Wandering around the beautiful Old Town in Geneva is a must. The Grand-Rue, its main street houses the Maison de Rousseau, where Jean-Jacques Rousseau, an 18th-century philosopher was born. Close by, the part-Gothic, part-Romanesque Cathedrale St.Pierre is where John Calvin preached for many years. The Site Archeologique is beneath the cathedral; this interactive space safeguards a 5th-century baptismal font and fine 4th-century mosaics.

Cathedral St.Pierre
This cathedral is majorly Gothic with an eighteenth-century neoclassical façade. Protestant John Calvin preached in this cathedral between 1536 and 1564. There are 96 steps inside the cathedral spiraling up the northern tower, providing a spectacular glimpse at the architectural construction of the cathedral. From here, about 60 steps spiral to the southern tower, showing panoramic city vistas and close-up views of the cathedral’s bells. The Site Archeologique in the basement features an eerie tomb and 4th-century floor mosaics.

Quai du Mont-Blanc
Outdoor art exhibitions, statues, flowers and scenic views of Mont-Blanc abound on this charming northern lakeshore front, which starts from the Bains des Paquis to Parc de la Perle, a park where Romans constructed built elaborate thermal baths. The peacock-dotted Parc de l’Ariana lawns are further north and it ensnares the UN and the amazing Conservatoire et Jardin Botaniques of Geneva.

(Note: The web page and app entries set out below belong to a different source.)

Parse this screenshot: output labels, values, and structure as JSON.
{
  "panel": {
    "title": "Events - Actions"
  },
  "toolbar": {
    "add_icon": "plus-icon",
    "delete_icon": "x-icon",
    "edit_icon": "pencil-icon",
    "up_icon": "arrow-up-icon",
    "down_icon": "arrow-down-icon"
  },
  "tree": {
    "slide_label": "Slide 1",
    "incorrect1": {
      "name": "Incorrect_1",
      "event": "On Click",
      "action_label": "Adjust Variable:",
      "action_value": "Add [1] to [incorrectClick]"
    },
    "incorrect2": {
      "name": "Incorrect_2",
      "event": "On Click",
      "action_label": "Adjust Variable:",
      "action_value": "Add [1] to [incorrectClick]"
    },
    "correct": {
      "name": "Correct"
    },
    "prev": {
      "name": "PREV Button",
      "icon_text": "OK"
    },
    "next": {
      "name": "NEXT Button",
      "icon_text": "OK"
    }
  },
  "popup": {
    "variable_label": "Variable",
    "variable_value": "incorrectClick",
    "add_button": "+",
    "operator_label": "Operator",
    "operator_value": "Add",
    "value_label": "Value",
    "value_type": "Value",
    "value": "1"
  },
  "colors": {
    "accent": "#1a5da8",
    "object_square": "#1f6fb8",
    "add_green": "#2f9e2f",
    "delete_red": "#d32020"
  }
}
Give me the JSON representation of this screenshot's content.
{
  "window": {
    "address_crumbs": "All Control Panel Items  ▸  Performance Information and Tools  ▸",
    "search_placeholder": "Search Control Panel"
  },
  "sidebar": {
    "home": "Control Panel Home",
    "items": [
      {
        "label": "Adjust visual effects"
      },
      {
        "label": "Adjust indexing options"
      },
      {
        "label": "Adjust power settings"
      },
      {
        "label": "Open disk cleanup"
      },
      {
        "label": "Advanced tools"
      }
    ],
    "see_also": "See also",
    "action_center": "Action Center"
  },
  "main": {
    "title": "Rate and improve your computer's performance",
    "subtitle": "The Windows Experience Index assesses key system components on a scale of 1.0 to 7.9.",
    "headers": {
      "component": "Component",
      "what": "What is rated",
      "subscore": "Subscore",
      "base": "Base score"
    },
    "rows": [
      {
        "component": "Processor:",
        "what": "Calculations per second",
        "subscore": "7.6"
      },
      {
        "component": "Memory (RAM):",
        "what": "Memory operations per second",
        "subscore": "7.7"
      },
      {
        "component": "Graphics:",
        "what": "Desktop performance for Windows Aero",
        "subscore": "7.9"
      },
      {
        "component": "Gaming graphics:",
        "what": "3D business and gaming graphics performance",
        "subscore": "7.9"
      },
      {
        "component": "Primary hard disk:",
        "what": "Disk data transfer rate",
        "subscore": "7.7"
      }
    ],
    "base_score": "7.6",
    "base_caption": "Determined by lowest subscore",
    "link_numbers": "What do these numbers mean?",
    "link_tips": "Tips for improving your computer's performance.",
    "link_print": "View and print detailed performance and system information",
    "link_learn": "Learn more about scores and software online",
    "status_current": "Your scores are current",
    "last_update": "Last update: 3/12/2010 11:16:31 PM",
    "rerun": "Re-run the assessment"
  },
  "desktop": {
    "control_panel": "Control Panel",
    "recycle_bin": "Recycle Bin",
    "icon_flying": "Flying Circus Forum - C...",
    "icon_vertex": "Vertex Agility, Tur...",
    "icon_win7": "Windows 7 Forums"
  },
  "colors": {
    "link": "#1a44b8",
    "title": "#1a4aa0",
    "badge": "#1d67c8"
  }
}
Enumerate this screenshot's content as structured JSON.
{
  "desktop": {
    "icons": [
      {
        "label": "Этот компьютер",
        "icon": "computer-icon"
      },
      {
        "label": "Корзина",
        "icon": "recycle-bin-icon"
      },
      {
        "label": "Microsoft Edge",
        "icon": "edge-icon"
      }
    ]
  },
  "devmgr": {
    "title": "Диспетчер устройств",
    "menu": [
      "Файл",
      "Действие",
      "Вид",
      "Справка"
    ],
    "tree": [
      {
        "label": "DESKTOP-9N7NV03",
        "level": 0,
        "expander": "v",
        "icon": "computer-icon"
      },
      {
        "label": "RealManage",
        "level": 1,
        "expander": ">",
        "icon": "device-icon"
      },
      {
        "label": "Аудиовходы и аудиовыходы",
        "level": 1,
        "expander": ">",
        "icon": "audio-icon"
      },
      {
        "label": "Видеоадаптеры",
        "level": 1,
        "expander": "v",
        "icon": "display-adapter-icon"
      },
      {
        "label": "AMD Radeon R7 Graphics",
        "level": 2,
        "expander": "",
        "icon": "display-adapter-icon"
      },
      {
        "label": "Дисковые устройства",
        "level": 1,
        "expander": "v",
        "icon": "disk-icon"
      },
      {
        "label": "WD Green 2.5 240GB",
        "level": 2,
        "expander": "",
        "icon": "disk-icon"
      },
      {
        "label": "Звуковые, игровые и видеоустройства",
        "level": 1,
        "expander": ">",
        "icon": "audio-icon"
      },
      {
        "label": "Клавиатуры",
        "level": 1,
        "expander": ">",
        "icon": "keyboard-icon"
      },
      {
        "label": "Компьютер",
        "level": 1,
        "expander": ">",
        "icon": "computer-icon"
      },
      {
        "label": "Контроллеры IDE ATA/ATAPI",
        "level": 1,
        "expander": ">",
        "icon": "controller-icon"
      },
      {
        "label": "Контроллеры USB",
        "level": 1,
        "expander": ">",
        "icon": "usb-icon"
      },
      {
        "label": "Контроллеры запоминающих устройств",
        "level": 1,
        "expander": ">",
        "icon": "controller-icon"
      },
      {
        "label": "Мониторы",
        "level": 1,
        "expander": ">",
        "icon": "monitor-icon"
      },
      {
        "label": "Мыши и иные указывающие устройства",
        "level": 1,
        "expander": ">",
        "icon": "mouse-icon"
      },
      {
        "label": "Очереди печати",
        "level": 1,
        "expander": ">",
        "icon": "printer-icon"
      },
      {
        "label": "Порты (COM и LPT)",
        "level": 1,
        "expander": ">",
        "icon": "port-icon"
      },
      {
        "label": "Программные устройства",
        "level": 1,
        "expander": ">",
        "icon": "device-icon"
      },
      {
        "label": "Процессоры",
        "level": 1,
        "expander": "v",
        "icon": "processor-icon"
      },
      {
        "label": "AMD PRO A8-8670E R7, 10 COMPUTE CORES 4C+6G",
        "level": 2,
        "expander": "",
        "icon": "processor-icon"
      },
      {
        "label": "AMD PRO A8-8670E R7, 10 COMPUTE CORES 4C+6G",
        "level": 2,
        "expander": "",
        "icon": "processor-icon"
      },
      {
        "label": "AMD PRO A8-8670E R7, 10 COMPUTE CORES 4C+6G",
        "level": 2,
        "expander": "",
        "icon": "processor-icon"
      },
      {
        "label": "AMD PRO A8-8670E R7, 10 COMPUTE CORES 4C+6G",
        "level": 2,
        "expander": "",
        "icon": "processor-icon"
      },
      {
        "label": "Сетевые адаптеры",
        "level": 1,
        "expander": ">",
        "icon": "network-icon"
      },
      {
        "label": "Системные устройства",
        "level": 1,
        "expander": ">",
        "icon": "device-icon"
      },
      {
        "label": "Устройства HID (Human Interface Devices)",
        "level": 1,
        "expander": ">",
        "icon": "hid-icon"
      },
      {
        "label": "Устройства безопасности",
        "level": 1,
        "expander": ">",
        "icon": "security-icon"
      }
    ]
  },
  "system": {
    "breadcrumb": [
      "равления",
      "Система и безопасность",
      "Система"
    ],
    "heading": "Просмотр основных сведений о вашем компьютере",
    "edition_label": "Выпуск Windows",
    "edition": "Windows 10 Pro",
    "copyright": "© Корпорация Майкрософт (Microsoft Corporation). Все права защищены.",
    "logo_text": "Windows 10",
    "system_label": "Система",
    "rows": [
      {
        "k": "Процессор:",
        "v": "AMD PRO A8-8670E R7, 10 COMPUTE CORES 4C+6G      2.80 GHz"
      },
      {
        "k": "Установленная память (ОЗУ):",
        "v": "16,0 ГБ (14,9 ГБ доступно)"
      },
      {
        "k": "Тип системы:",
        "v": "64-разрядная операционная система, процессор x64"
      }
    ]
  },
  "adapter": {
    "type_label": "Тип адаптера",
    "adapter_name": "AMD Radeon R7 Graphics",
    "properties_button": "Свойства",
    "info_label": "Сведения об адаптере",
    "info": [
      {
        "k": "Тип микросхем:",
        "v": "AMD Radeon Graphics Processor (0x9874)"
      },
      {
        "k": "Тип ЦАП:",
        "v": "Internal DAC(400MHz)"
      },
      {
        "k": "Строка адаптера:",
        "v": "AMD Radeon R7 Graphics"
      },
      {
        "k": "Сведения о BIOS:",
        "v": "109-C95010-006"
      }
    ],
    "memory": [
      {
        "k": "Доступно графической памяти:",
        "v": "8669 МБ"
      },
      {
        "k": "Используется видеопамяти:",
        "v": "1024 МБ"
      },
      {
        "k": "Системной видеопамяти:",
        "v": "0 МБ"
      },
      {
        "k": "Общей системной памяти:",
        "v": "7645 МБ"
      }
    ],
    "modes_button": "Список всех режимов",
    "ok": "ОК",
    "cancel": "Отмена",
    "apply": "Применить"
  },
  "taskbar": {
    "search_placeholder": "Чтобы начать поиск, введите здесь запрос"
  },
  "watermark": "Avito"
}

Palais des Nations
Since 1966, the Palais des Nations has been home to the UN and was constructed between 1929 and 1936. Visits to this building are only by guided tour and include a 1-hour tour and entry to the 46-hectare park surrounding it, amply peppered with peacocks and century-old trees.

Anchorage, Alaska Travel Guide

Alaska is bordered by the icy waters of the Arctic oceans and North Pacific. Anchorage is an Alaska city that lies in the south and it is home to about 40% of Alaskans. This is the land of epic horizons, immense riches, and endless beauty. Alaska is the United States largest state, and it was in 1867 purchased from the Russians at about 2 cents an acre. This makes Alaska one of the greatest bargains in history.

At the height of the summer, Anchorage enjoys up to 22 hours of sunlight. Anchorage is a gateway to the wilderness, so it is an inviting and warm base where you can rest and re-energize between outdoor adventures. You don’t have to travel far to enjoy this as this city is nestled close to the immense Chugach state park. Here are the top must see attractions in Anchorage, Alaska.

Flat Top Mountain
Take the half-hour drive to the Flat Top Mountain and remember to bring along your hiking boots. The turns in the trails of the mountain offer scenic views of the state.

Eklutna Lake
The Eklutna Lake is a glacially fed basin framed by backcountry trails and snow-capped peaks. Climb into a kayak, dip your paddle into the water, and venture to the shores far off.

This is a resort town south of this city. Avid snowboarders and skiers flock here in the winter for the best of the state’s power. When the snows melt and greenery starts to manifest, hikers will enjoy the hillsides of the valley too.

Crow Creek Mine
The Crow Creek Mine is a working relic of the gold rush in Alaska. It has been operational since 1896 and many locals believe there are still some nuggets waiting to be discovered here.

Alaska Native Heritage Centre
Share in the riches of the first people of Alaska at this place. Learn traditional games and dances while admiring the expert craftsmanship of their unique clothing, tools, buildings, and art. The Anchorage Museum carries a bit of everything and celebrates Alaska’s many voices.

Kenai Peninsula
In the Kenai Peninsula, there is a fishing outpost at Seward where you will be treated to the clang of rigging and icy ocean breezes. You can hang out at the desk to watch as the fishermen and women unload their catch.

Kenai Fjords National Park
Set sail to this park to meet some locals and admire the stunning surroundings. Marvel as the sea creatures breach the still waters and witness as the glaciers crumble and creek into the sea.

Godwin Glacier
Godwin Glacier is a colossal river of ice that was formed from many years of mountain snow compactness. It is believed that the glaciers here are snakelike and have been winding through the mountains from the beginning of time.